Project Medishare is a non-profit organization founded in 1994 by Barth Green, M.D., and Dr. Arthur Fournier, M.D. The first team of faculty from the University of Miami Schools of Medicine and Nursing were charged with assessing the healthcare situation in Haiti in order to explore ways in which they could improve health conditions for the country’s largely impoverished population. Since the first trip, Medishare has developed partnerships with organizations, physicians, and allied health professionals. Project Medishare is dedicated to sharing its human and technical resources with its Haitian partners in the quest to achieve quality health care and development services for all.


Celebrating the Life of Marie Chery, Country Director

In March of 2014, Project Medishare suffered the loss of Marie Chery, B.S.N., RN, dedicated country director and nurse educator.

Chery received her Bachelor of Science in Nursing from City College of New York in 1977 and later moved to Miami in 1988 to work for the University of Miami. In 2000, she visited Haiti with a medical group from Project Medishare; from that point forward, she was determined to return.

“Marie’s destiny was tied to her country of birth and, most of all, to her mother, who was the respected director of nursing at the State University Nursing School in Port-au-Prince, Haiti,” Project Medishare wrote.

Chery was recruited to the University of Miami School of Nursing and Health Studies with an assignment to strengthen Haiti’s nursing infrastructure through education and training programs.  Through a dual leadership role with the University of Miami Global Institute for Community Health and Development, Chery proved to be an invaluable asset as she rose through the ranks of Project Medishare and the nursing school, and her ascent culminated in the position of country director for all of Project Medishare and the nursing school’s programs in Haiti. Chery’s love and passion for Haiti was focused on its most under-served citizens in the isolated Central Plateau. 

Chery’s leadership took a small program serving a few hundred people in the town of Thomonde to a comprehensive community health and development initiative that now provides healthcare to more than 100,000 people. Her many accomplishments include the construction and operation of the first maternal health center in the Central Plateau; the construction of a new government community health clinic; the implementation of mobile health posts in isolated rural areas; the education and training of both Haitian and international medical professionals; the creation of an emergency cholera treatment center; the construction of the Kay Pasha, an education and training center; and the creation of a chlorine factory to combat the deadly cholera epidemic. The programs that were nearest to Chery’s heart were those launched for the protection of orphans and vulnerable children, such as the provision of school health to more than 20,000 school children every year. In 2008, IMP nominated Marie for the RFK Human Rights Award, which honors courageous individuals striving for social justice.
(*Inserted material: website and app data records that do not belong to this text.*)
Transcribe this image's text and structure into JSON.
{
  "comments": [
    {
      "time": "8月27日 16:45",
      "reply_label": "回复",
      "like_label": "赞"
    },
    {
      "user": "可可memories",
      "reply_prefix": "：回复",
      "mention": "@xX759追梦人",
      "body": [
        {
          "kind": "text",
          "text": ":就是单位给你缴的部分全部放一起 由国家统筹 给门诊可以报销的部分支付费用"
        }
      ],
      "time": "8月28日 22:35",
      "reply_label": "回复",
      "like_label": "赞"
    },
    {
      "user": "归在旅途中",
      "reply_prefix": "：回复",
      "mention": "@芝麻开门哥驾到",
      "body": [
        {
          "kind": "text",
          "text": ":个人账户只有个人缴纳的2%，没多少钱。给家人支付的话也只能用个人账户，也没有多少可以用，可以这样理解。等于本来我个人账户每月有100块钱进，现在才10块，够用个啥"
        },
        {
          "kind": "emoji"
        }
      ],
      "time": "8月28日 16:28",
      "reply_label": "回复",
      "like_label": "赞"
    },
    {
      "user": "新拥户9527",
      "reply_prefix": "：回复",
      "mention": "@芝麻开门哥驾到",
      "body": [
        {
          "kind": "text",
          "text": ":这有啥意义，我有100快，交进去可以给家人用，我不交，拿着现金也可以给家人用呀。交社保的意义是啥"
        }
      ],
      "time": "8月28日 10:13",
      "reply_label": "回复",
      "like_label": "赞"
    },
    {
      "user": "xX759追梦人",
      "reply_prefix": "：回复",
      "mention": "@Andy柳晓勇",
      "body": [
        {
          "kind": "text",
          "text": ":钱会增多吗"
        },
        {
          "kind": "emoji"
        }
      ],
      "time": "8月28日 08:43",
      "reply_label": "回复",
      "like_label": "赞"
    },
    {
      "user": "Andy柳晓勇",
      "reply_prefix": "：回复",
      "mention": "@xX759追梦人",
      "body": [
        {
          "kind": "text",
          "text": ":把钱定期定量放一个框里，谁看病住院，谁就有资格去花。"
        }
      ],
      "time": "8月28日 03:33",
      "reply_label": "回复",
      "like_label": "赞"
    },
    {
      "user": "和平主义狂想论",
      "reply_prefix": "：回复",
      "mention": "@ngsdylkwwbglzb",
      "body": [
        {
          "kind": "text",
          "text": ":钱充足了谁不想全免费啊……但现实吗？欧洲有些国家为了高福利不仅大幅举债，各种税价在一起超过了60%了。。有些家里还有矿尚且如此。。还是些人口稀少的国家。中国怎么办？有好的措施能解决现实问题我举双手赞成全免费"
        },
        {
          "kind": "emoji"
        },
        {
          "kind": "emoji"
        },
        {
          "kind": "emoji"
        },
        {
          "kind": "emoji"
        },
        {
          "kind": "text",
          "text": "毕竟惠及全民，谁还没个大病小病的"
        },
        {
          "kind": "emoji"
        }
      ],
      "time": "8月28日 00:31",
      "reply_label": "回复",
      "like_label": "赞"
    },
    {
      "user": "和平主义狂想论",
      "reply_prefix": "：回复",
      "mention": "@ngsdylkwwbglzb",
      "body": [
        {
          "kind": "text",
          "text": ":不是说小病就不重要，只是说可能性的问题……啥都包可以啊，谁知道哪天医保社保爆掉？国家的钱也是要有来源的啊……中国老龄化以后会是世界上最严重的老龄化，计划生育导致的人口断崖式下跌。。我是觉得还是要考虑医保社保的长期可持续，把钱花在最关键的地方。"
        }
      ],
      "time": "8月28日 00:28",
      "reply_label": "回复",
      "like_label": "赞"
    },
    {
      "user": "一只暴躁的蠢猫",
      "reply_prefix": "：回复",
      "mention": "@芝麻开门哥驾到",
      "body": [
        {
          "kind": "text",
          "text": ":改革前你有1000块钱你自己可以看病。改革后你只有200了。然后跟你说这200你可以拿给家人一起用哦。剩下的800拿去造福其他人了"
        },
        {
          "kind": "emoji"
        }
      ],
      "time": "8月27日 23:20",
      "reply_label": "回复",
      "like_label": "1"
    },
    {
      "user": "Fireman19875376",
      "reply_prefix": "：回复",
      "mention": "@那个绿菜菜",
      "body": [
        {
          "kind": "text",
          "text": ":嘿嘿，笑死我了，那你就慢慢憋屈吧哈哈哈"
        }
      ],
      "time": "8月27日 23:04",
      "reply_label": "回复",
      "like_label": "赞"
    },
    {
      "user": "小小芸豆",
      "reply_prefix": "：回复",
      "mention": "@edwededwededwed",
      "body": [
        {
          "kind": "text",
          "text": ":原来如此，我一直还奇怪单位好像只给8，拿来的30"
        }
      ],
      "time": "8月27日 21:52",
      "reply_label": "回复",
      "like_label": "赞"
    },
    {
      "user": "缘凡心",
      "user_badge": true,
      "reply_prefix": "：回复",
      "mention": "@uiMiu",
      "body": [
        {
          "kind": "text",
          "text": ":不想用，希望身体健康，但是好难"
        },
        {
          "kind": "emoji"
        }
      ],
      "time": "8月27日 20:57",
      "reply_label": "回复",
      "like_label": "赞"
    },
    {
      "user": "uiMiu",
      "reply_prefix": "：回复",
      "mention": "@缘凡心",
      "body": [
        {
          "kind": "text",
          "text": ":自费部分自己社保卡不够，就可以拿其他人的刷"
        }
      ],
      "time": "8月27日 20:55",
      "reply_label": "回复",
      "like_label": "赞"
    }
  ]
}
Huda Ayas, Ed.D. ’06, M.B.A. ’98, M.H.S.A. ’93, associate dean for international medicine, who had the pleasure of working with Chery, recalled, “In the midst of despair, while I was with Marie after the earthquake, she was a golden bridge that connected the international medical efforts to the people of Haiti. Her dedication, selflessness, and never-ending hard work built the foundation that today's medical clinics and education are currently standing on and will be from now on. She forever will be remembered as the person who never backed down or gave an inch when ‘doing the right thing’ was at stake. Marie’s smiles and laughter can still be seen and heard as each patient and GW student visit Haiti’s clinics.”